§ RECORDS PROVIDED:
____________________

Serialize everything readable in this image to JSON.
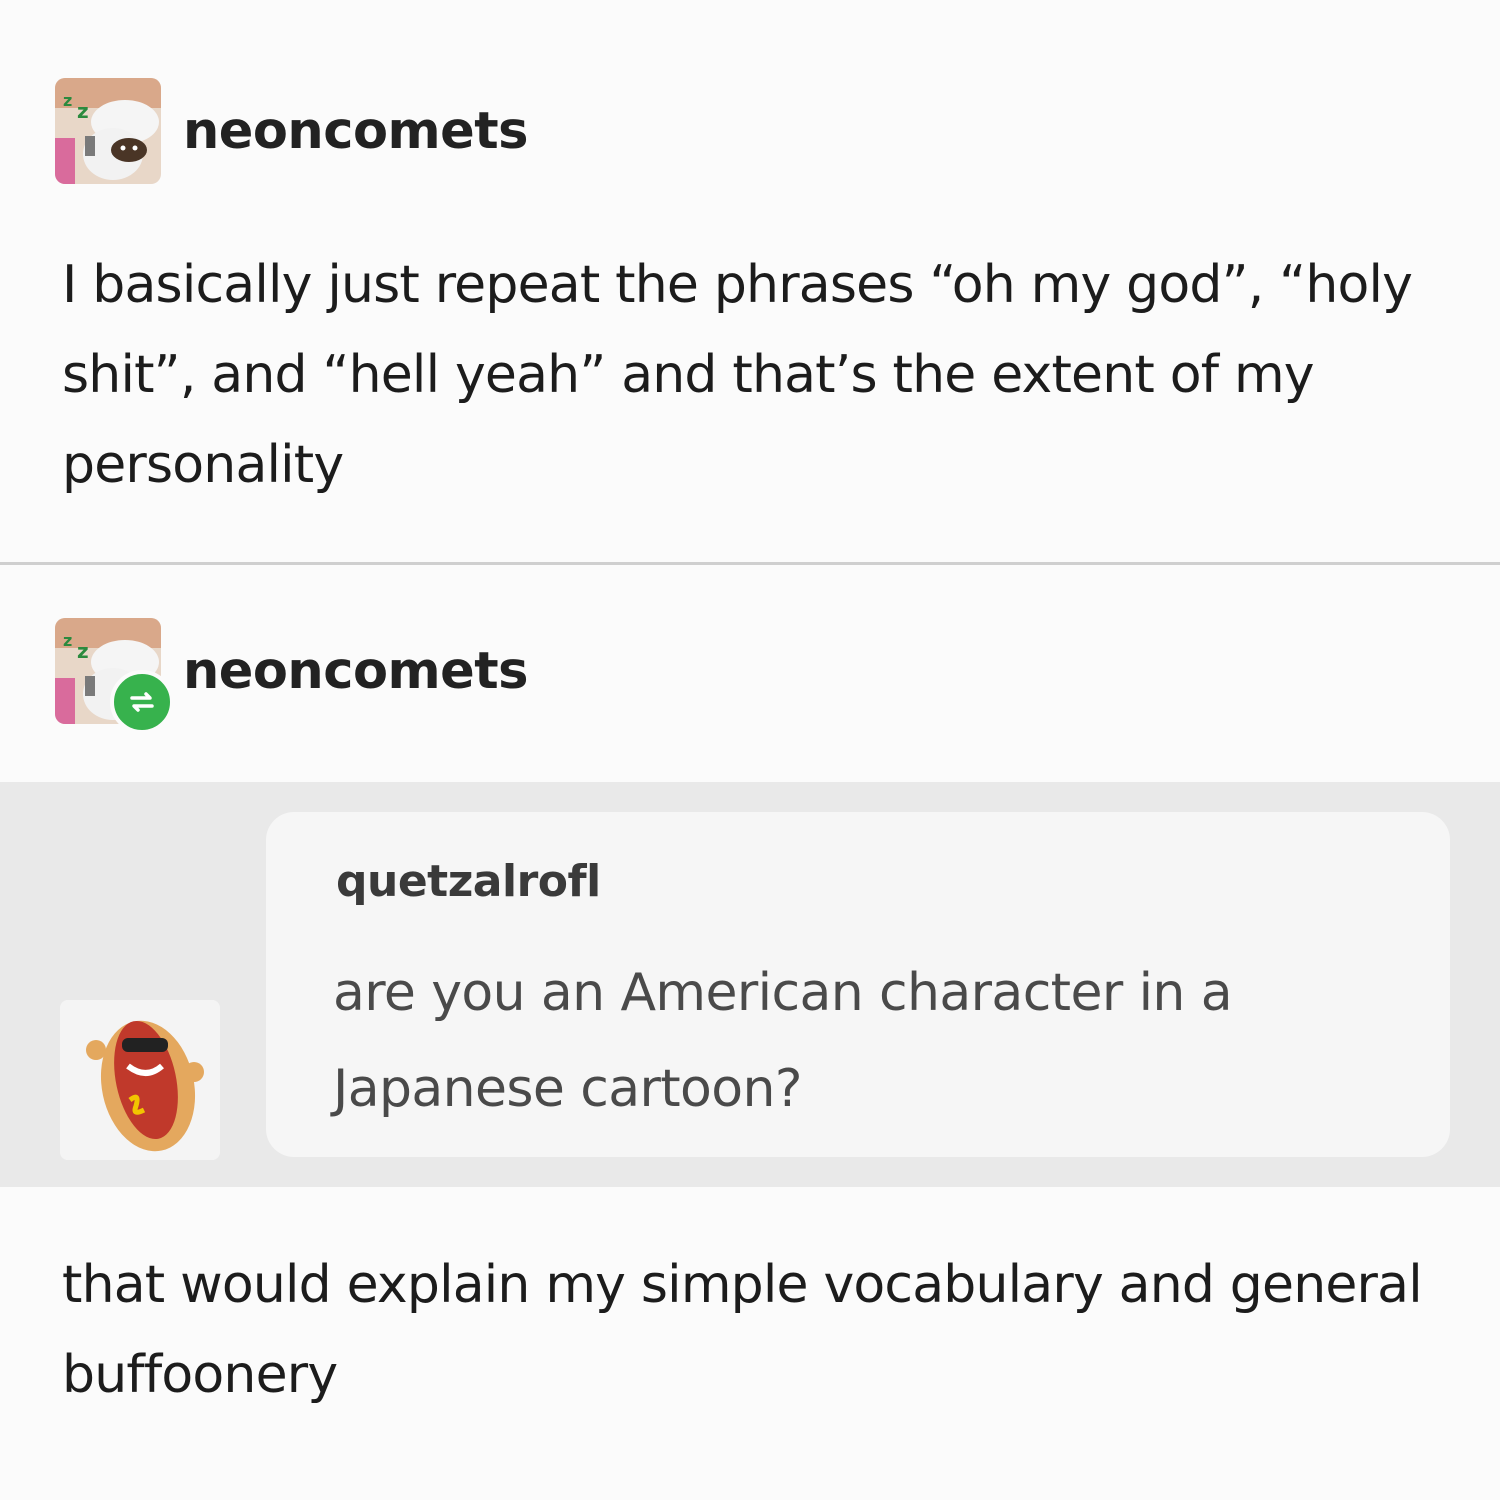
{
  "post": {
    "author": "neoncomets",
    "text": "I basically just repeat the phrases “oh my god”, “holy shit”, and “hell yeah” and that’s the extent of my personality"
  },
  "reply": {
    "author": "neoncomets",
    "icon": "reblog-icon",
    "ask": {
      "asker": "quetzalrofl",
      "question": "are you an American character in a Japanese cartoon?"
    },
    "answer": "that would explain my simple vocabulary and general buffoonery"
  },
  "colors": {
    "reblog_badge": "#37b24d",
    "ask_band": "#e9e9e9",
    "ask_bubble": "#f6f6f6"
  }
}
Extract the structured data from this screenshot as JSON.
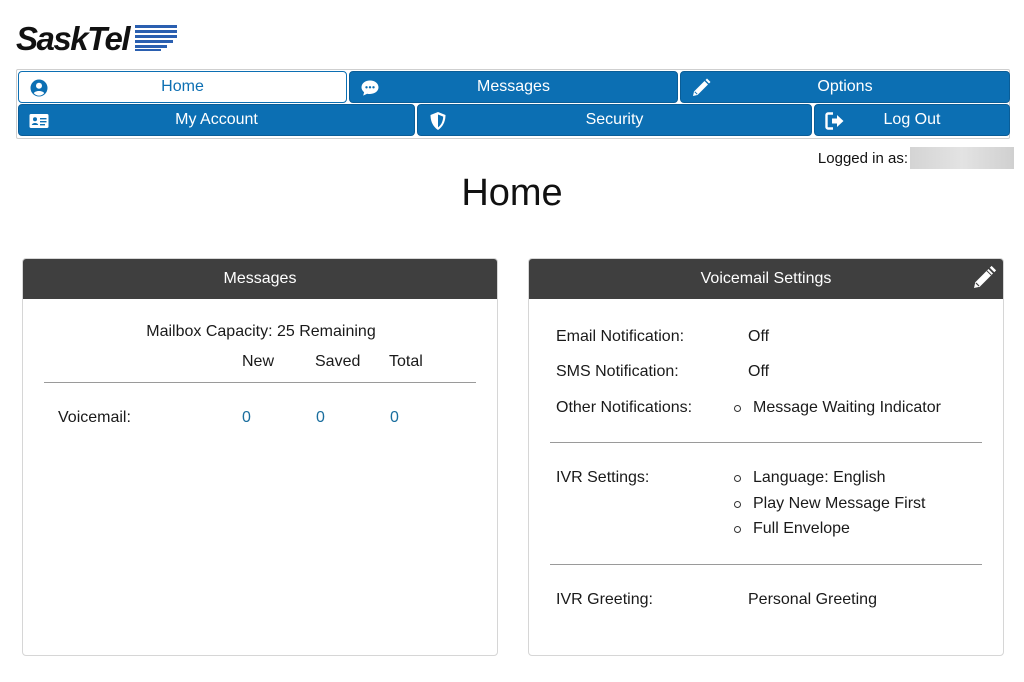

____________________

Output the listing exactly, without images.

Serialize everything readable in this image to JSON.
{
  "post": {
    "author": "neoncomets",
    "text": "I basically just repeat the phrases “oh my god”, “holy shit”, and “hell yeah” and that’s the extent of my personality"
  },
  "reply": {
    "author": "neoncomets",
    "icon": "reblog-icon",
    "ask": {
      "asker": "quetzalrofl",
      "question": "are you an American character in a Japanese cartoon?"
    },
    "answer": "that would explain my simple vocabulary and general buffoonery"
  },
  "colors": {
    "reblog_badge": "#37b24d",
    "ask_band": "#e9e9e9",
    "ask_bubble": "#f6f6f6"
  }
}
Extract the structured data from this screenshot as JSON.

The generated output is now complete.